Month: November 2012

Don’t Take Things Literally

taking things literallyAs I wander around on a daily basis I find myself taking note of signs and posters and interpreting them in ways that the original author had never intended, by taking them literally. For me it is a humorous exercise but try it on your own scribblings and see if your communications are up to scratch.

Seen outside a pub – Good Food Served Here. Well would you actually deliberately sell bad food? Why not use the space for a meaningful marketing message?

Seen near a school – Slow Children Crossing. Am I to drive slowly because I am near children or am I being warned that these particular children are in need of cattle prods?

Seen in the toilets at a motorway service station – Wet Floor. Is this a warning or an instruction?

Road sign in Essex – Secret Nuclear Bunker

Seen on newspaper stand at motorway services – Please refrain from reading the newspapers

Sign at Northampton General Hospital – Family Planning Advice, Use Rear Entrance

Creativity, Gardening And Cookery – Envisioning The Future

creativity gardening cookeryThe traditional change process

Professor Rosabeth Moss Kanter said “a clear destination is necessary to guide the journey of change. Many change efforts falter because of confusion over exactly where everyone is expected to arrive.”

Of course, we don’t always know what our final destination is. However, answering a series of questions can help us decide where we want to go and provide easy steps for getting there.

  • What problem are we trying to solve?
  • What’s the current situation?
  • What are our ultimate objectives?
  • What needs to change to meet your objectives?
  • What process should we employ?

Stop right there!

There is a better way

Can you see something wrong with this course of action? It is a traditional change process that has been taught on many a management course over the last 2 decades or so. The above was actually billed as ‘envisioning the future’ but in reality it is simply ‘bending the organisation to fit’

So what about the future, how do we envision it, create it and share it? There is a longer article in the pipeline but here is a summary.

The traditional methods imply a big change, going from here to there, a long or tough journey that not everybody feels is worth it. Also the journey is often forced upon us. In the embryonic creative organisation there is no journey, except through time. Instead of steps we are building an environment (think of a children’s den as a metaphor). We think of capability and opportunity and have a feeling about our new environment, but we have no concrete objectives. Because we value capability we visualise what can be done, not what engineering can be done on our organisation to make it fit our ideas for the future.

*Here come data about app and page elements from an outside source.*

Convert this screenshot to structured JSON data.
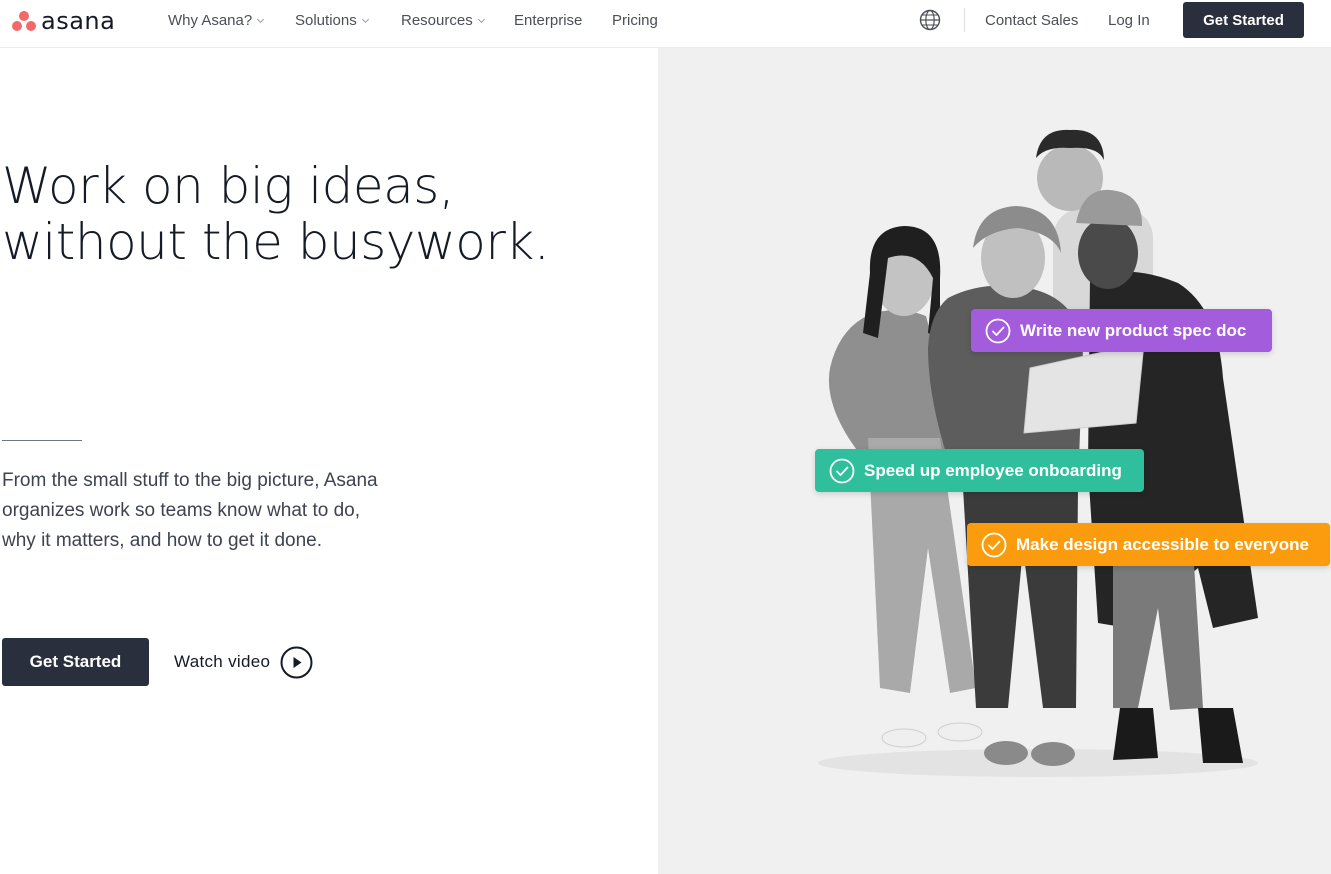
{
  "nav": {
    "logo_text": "asana",
    "logo_color": "#f06a6a",
    "items": [
      {
        "label": "Why Asana?",
        "has_dropdown": true
      },
      {
        "label": "Solutions",
        "has_dropdown": true
      },
      {
        "label": "Resources",
        "has_dropdown": true
      },
      {
        "label": "Enterprise",
        "has_dropdown": false
      },
      {
        "label": "Pricing",
        "has_dropdown": false
      }
    ],
    "language_icon": "globe-icon",
    "contact_sales": "Contact Sales",
    "log_in": "Log In",
    "get_started": "Get Started"
  },
  "hero": {
    "headline_line1": "Work on big ideas,",
    "headline_line2": "without the busywork.",
    "subcopy_line1": "From the small stuff to the big picture, Asana",
    "subcopy_line2": "organizes work so teams know what to do,",
    "subcopy_line3": "why it matters, and how to get it done.",
    "cta_label": "Get Started",
    "watch_video_label": "Watch video",
    "watch_video_icon": "play-circle-icon",
    "tasks": [
      {
        "label": "Write new product spec doc",
        "color": "#a35cdb",
        "icon": "check-circle-icon"
      },
      {
        "label": "Speed up employee onboarding",
        "color": "#2fbf9d",
        "icon": "check-circle-icon"
      },
      {
        "label": "Make design accessible to everyone",
        "color": "#fb9c0e",
        "icon": "check-circle-icon"
      }
    ]
  },
  "colors": {
    "dark_button": "#2a2f3d",
    "hero_right_bg": "#f0f0f0"
  }
}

We are living in a world full of ambiguity here. What are our values, do we have a structure, have our roles changed? The only constant is change – but not as we know it.

And finally what process do we employ? A mixture of cookery and gardening!